For a long time, India appeared to have been spared by the COVID-19 pandemic, but it has now recorded more than 10,000 confirmed cases.
For Coronavirus India number update, follow the link.
The virus’s spread in the country has grown rapidly in recent weeks, with cases being identified in crowded slum areas like Dharavi, and scientists fear the world’s second-biggest country could see the next major outbreak -– something that threatens a humanitarian disaster. India has already extended its 21 days lockdown to a further 19 days till 3rd May.
Even with so much information, the international community still knows relatively less about the evolution and spread of the virus as many aspects of research are ongoing across the world and in India.
A researcher with the Chinese Academy of Sciences in Beijing who is tracking the mutation of the coronavirus said he was closely monitoring the emerging strains from India.
Some vaccines have already started clinical trials in China and the US, but the RDB mutation could possibly add a new dimension of uncertainty about the eventual outcome.
It must be noted that the findings of the new study, which was not peer-reviewed, will need further verification. For instance, there was a possibility that the mutation was caused by a technical error during the sequencing process, according to the researcher, who requested not to be named due to the sensitivity of the issue, as reported by the South China Morning Post.
He also said the results produced by the computer simulation may be misleading.“Laboratory experiments will be needed to verify whether the protein changes in real life,” said the researcher.
Benjamin Neuman, professor and chair of biological sciences with the Texas A&M University in Texarkana, said the mutation appeared to be random, not the result of natural selection by the immune system because there were no more variants in that part of the spike than elsewhere in the genome.

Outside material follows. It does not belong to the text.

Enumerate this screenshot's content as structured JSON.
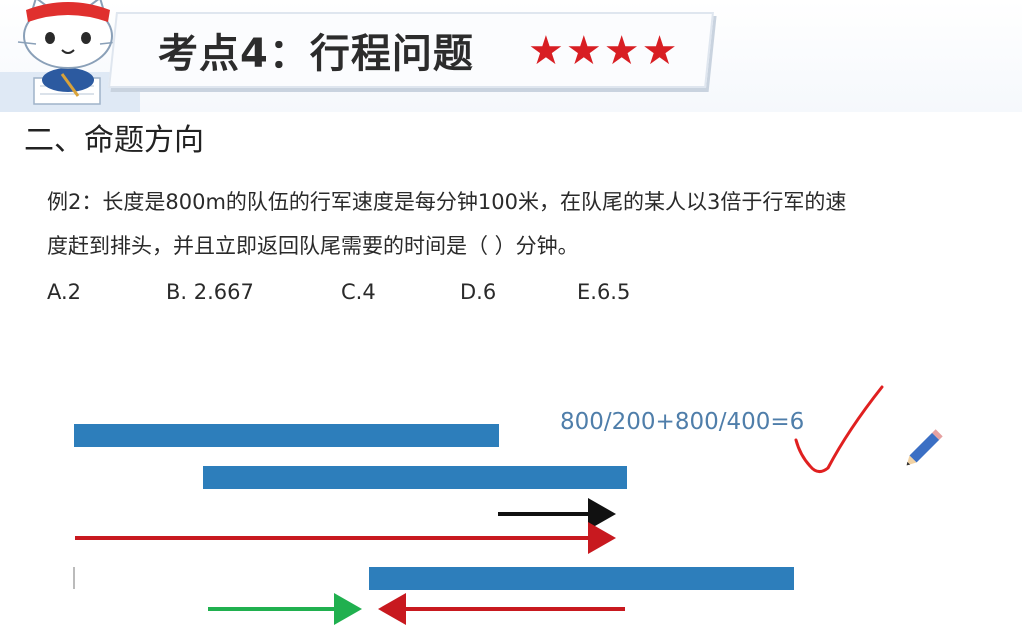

He also agreed that the computer modeling might need improvement. “The mutation could make a small difference in binding affinity, though the actual effect of this mutation would be difficult to predict and would be better tested experimentally,” Neuman said.
The constant mutation of the coronavirus means the vaccine will need periodic tests and updates. “The influenza virus mutates constantly, and at about the same rate as coronavirus, but we are able to successfully vaccinate against this moving target,” he said. “Finding a vaccine strategy that actually works in people is the difficult part.”
The unusual behavior of the coronavirus has kept scientists around the world scratching their heads. For instance, it has infected a large number of patients around the world but the genetic structure of the strain has remained relatively stable.
Some researchers have speculated that it might have been spreading quietly in humans for a long time and evolved into a form that did not require too many changes to adapt to different environments and populations.
But others worry the thousands of strains sampled and sequenced are just the tip of the iceberg – and greater variety increases the risk that new strains will require new vaccines in the same way the flu virus does.
Although China has five different vaccines under development “it is impossible to predict which one is more likely to succeed”, said the researcher. “They could all end in failure.”